More and more, you won't like what the clients want.

And that goes for news outlets, too. "User submitted photo" is becoming the number one photo credit, it seems.

Nobody cares about recording history. Nobody cares about documenting the events of our time for the future. Just send us a low resolution .jpeg still frame from a movie you shot with your phone and that'll work if we get it by deadline because all the photographers are laid off. Nobody seems to care.

I wish I could tell you I haven't seen it happen myself.

4. Photography is easier than we'd like to admit.

Here's something for you: I've been doing this for a long time. I am an excellent photographer. Give me an assignment and tell me what you want and I assure you, I'll come pretty fucking close to the picture you had inside your head. I am very, very good at what I do.

You know what? You could learn everything I know in a few months.

Maybe less if you really focus on it.

That's it.

My knowledge, my experiences, all of it- from professional sports to weddings to news to feature to product to portraits.. A few goddamn months.

In college, I studied alongside classical artists like we were equals.

We were not.

Photo Credit: Lennart Pagel

Photo Credit: Lennart Pagel

5. We need to stop being goddamn snobs and accept the coming of The Golden Age

Remember that asshole kid with the $5k Nikon D3 whose portfolio was better than yours? Guess how much that camera is going to sell for in say.. five years.

Would you believe $300? $500, maybe? That's all that body will be worth, if it's in good condition. And that's if Nikon decides to keep repairing the shutters that will inevitably die by then.

Have you played with a D3? That is a sweet goddamn camera. That can do everything you need to do, right now. Even ISO 6400 is beautiful. A lot of cameras are like that.

Right now.

Imagine what will be $300 in ten years!

Everything is getting better. Sony, Canon, Nikon, Pentax, everything is fantastic. All of the future's crappy old stuff will be today's awesome new stuff. And that means more people are going to be able to afford really great cameras that can do amazing things and we are going to see some amazing photography come from surprising places.

It's going to be awesome.

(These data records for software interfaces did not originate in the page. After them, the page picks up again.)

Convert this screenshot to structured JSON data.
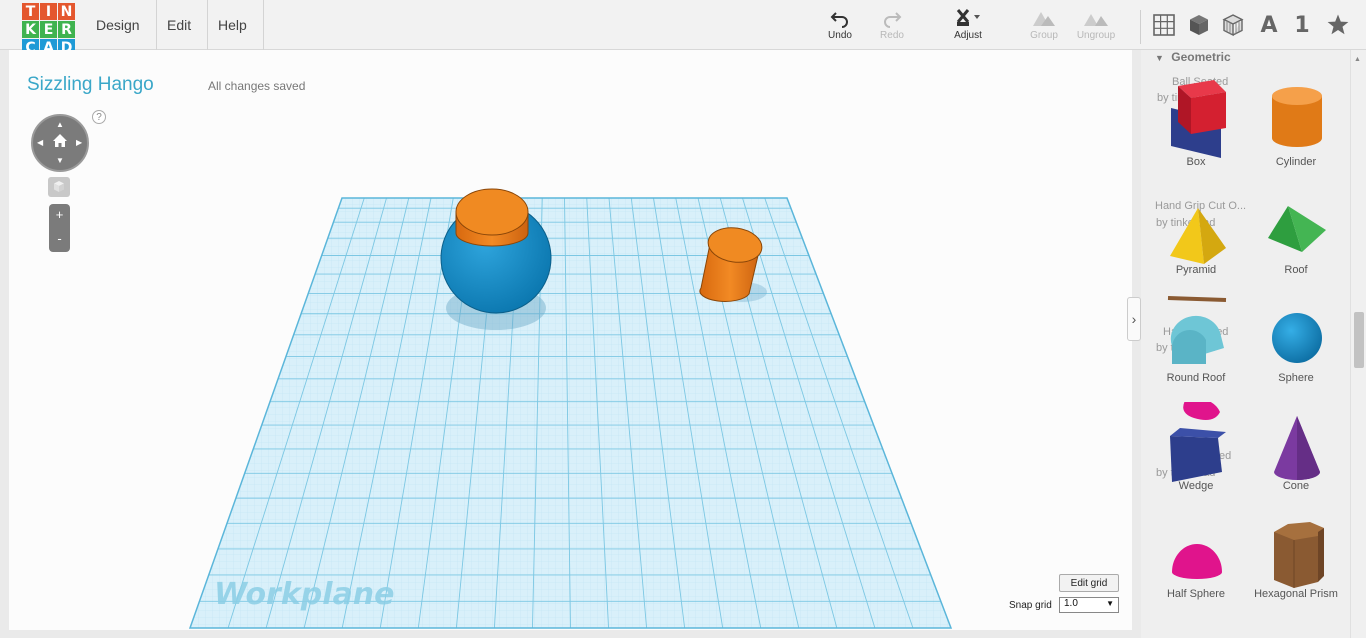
{
  "app": {
    "logo_letters": [
      "T",
      "I",
      "N",
      "K",
      "E",
      "R",
      "C",
      "A",
      "D"
    ],
    "logo_colors": [
      "#e4572e",
      "#e4572e",
      "#e4572e",
      "#3fb34f",
      "#3fb34f",
      "#3fb34f",
      "#1e9ad6",
      "#1e9ad6",
      "#1e9ad6"
    ]
  },
  "menu": {
    "design": "Design",
    "edit": "Edit",
    "help": "Help"
  },
  "toolbar": {
    "undo": "Undo",
    "redo": "Redo",
    "adjust": "Adjust",
    "group": "Group",
    "ungroup": "Ungroup",
    "text_tool": "A",
    "number_tool": "1"
  },
  "project": {
    "title": "Sizzling Hango",
    "save_status": "All changes saved"
  },
  "view_controls": {
    "help": "?",
    "zoom_in": "+",
    "zoom_out": "-"
  },
  "workplane": {
    "label": "Workplane",
    "edit_grid": "Edit grid",
    "snap_label": "Snap grid",
    "snap_value": "1.0"
  },
  "panel": {
    "heading": "Geometric",
    "ghost_texts": [
      "Ball Seated",
      "by tinkercad",
      "Hand Grip Cut O...",
      "by tinkercad",
      "Hand Grip ed",
      "by tinkercad",
      "by tinkercad",
      "ed"
    ],
    "shapes": [
      {
        "label": "Box",
        "icon": "box-icon",
        "color": "#d42030"
      },
      {
        "label": "Cylinder",
        "icon": "cylinder-icon",
        "color": "#e8811a"
      },
      {
        "label": "Pyramid",
        "icon": "pyramid-icon",
        "color": "#f2c81a"
      },
      {
        "label": "Roof",
        "icon": "roof-icon",
        "color": "#2ea043"
      },
      {
        "label": "Round Roof",
        "icon": "round-roof-icon",
        "color": "#6ec6d6"
      },
      {
        "label": "Sphere",
        "icon": "sphere-icon",
        "color": "#1a8fcf"
      },
      {
        "label": "Wedge",
        "icon": "wedge-icon",
        "color": "#2d3e8c"
      },
      {
        "label": "Cone",
        "icon": "cone-icon",
        "color": "#7b3aa0"
      },
      {
        "label": "Half Sphere",
        "icon": "half-sphere-icon",
        "color": "#e0148c"
      },
      {
        "label": "Hexagonal Prism",
        "icon": "hexagonal-prism-icon",
        "color": "#8a5a32"
      }
    ]
  },
  "colors": {
    "accent": "#3aa7c8",
    "grid": "#9ed6ec",
    "grid_border": "#6cc0e0"
  }
}
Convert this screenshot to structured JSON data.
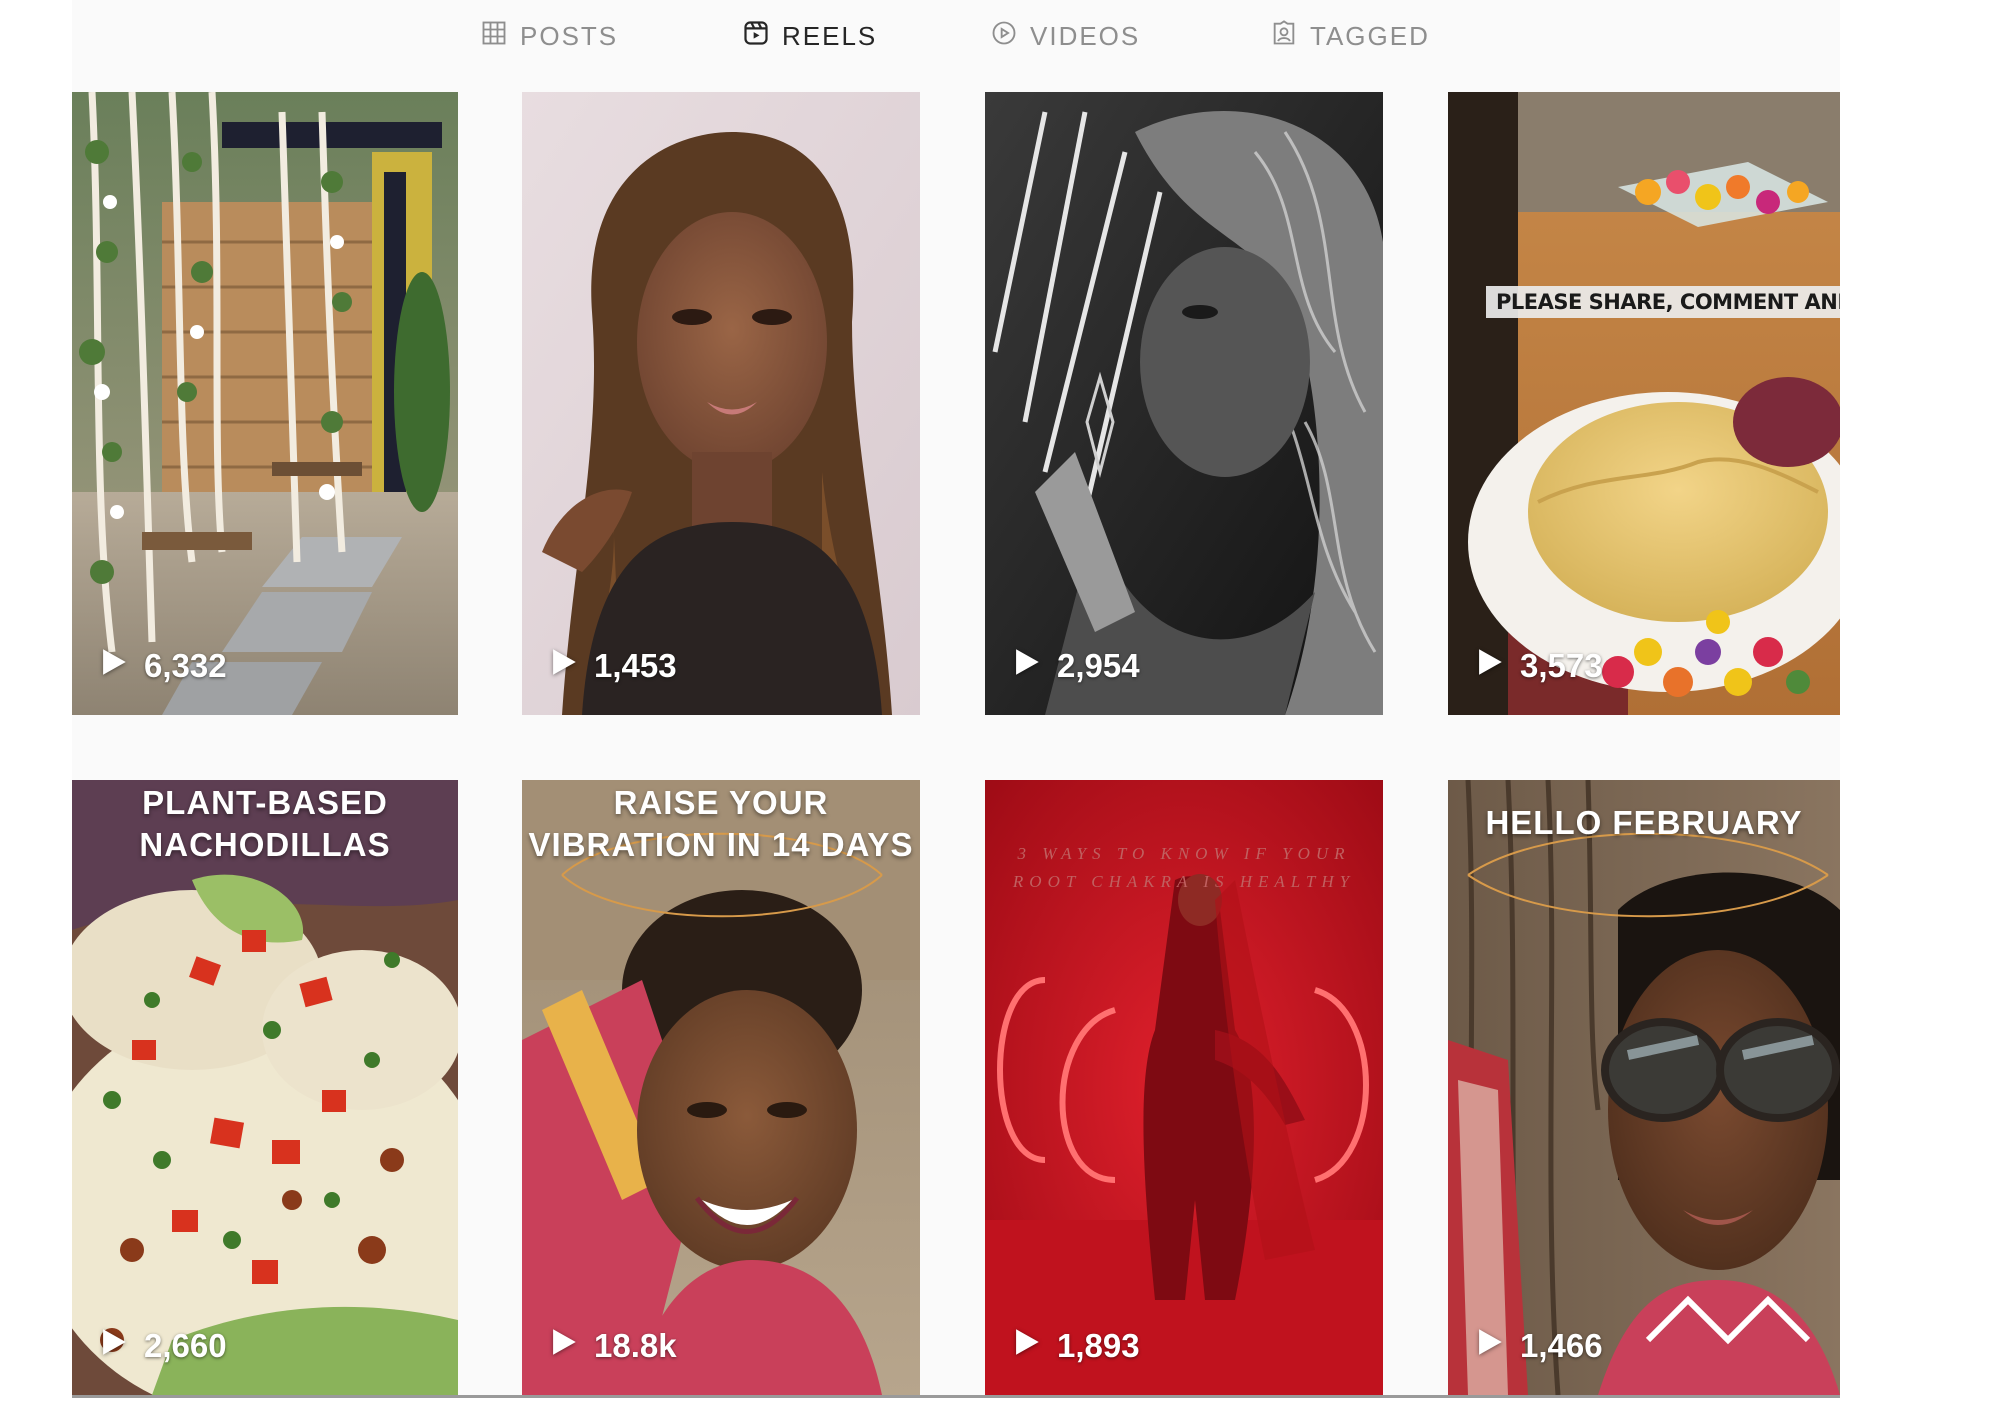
{
  "tabs": [
    {
      "label": "POSTS",
      "icon": "grid-icon",
      "active": false
    },
    {
      "label": "REELS",
      "icon": "reels-icon",
      "active": true
    },
    {
      "label": "VIDEOS",
      "icon": "play-circle-icon",
      "active": false
    },
    {
      "label": "TAGGED",
      "icon": "tagged-person-icon",
      "active": false
    }
  ],
  "reels": [
    {
      "views": "6,332",
      "overlay": ""
    },
    {
      "views": "1,453",
      "overlay": ""
    },
    {
      "views": "2,954",
      "overlay": ""
    },
    {
      "views": "3,573",
      "overlay": "PLEASE SHARE, COMMENT AND SAVE"
    },
    {
      "views": "2,660",
      "overlay": "PLANT-BASED NACHODILLAS"
    },
    {
      "views": "18.8k",
      "overlay": "RAISE YOUR VIBRATION IN 14 DAYS"
    },
    {
      "views": "1,893",
      "overlay": "3 WAYS TO KNOW IF YOUR ROOT CHAKRA IS HEALTHY"
    },
    {
      "views": "1,466",
      "overlay": "HELLO FEBRUARY"
    }
  ],
  "colors": {
    "active_tab": "#262626",
    "inactive_tab": "#8e8e8e",
    "panel_background": "#fafafa"
  }
}
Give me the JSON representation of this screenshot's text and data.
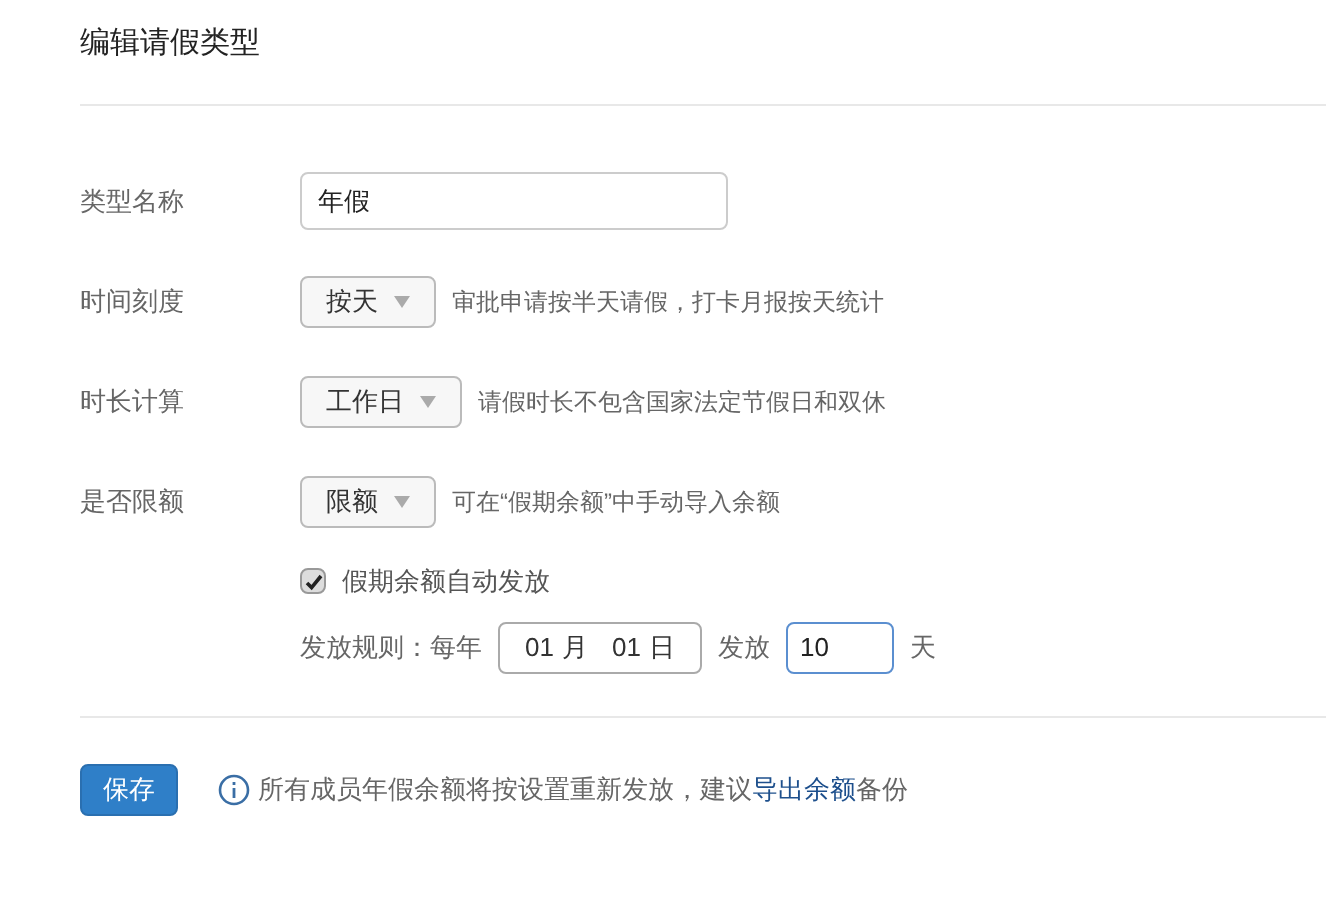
{
  "title": "编辑请假类型",
  "fields": [
    {
      "kind": "text",
      "label": "类型名称",
      "value": "年假"
    },
    {
      "kind": "select",
      "label": "时间刻度",
      "value": "按天",
      "hint": "审批申请按半天请假，打卡月报按天统计"
    },
    {
      "kind": "select",
      "label": "时长计算",
      "value": "工作日",
      "hint": "请假时长不包含国家法定节假日和双休"
    },
    {
      "kind": "select",
      "label": "是否限额",
      "value": "限额",
      "hint": "可在“假期余额”中手动导入余额"
    }
  ],
  "auto_grant": {
    "label": "假期余额自动发放",
    "checked": true
  },
  "rule": {
    "label": "发放规则：每年",
    "month": "01",
    "month_unit": "月",
    "day": "01",
    "day_unit": "日",
    "grant_label": "发放",
    "amount": "10",
    "amount_focused": true,
    "unit": "天"
  },
  "save_button": "保存",
  "notice": {
    "before": "所有成员年假余额将按设置重新发放，建议",
    "link": "导出余额",
    "after": "备份"
  }
}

It may also be the death of our profession.

Of my profession.

If you want to be a photographer- wonderful, good, yes, do that, I can't recommend it enough.

But I do not think we will last.

Thank you for all the comments, this is a wonderful discussion we should have had long ago. Agree or disagree, it always feels good to talk to other photographers.

What are your thoughts?